    Firms do not continue and prosper purely on their own individual endeavors, as each firm is influenced by the activities of others, and thus direct and indirect relationships shape the firm’s strategic management. These relationships form the tactics by which knowledge and other strategically important resources are accessed and created. Forming and maintaining ties among members of a network have been the subject for numerous research studies in the social, economic, and business literature. Our work is framed by the resource-based view of the firm perspective along with social capital theory and its shared constructs in network theory. Prior findings suggest that networking ties are strategic actions generated for firm growth and continuance.

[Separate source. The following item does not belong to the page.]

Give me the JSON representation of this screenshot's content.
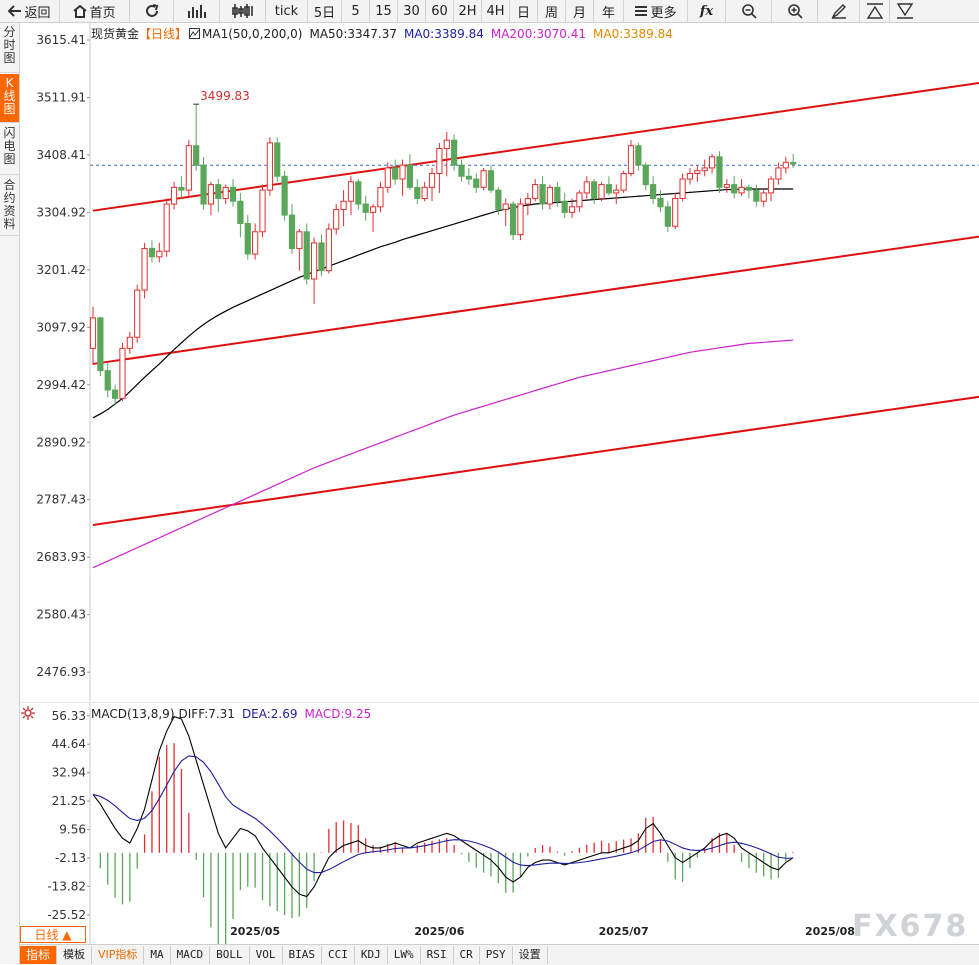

The ties may be short-term or develop into long-term relationships. The purpose of this research is to fill some of the gaps in interorganizational networking strategy by analyzing five antecedents that have been suggested in the literature as individually associated with entrepreneurs’ engagement in network ties. In this way, our work provides another research avenue for examining networking’s contribution to strategic management. We hypothesized positive connections to entrepreneurs’ engagement in network ties from antecedents involving the firm’s knowledge absorptive capacity, business goals, entrepreneurial orientation, social interactions,More>>
  2. The purpose of this study was to learn more about U.S. small-sized apparel and sewn products manufacturing firms through an analysis of their firm performance with the multiple aims of improving management practice and advancing the reshoring of U.S. apparel manufacturing. We know relatively little about new companies and small-sized entrepreneurs who operate apparel production businesses, and specifically what impacts their perceptions of firm performance in navigating the complex and rapidly changing apparel industry. We build upon stakeholder theory and the knowledge-based view of the firm. Accordingly, this study involved a quantitative investigation as to what degree the following three attributes explained a subjective evaluation of U.S. apparel producing firm performance; entrepreneurial orientation, new product; and the ability of the firm to acquire knowledge in this competitive industry. Results of hierarchical multiple regression suggest that all three variables predicted significant change in firm performance with an adjusted R2 of 0.29.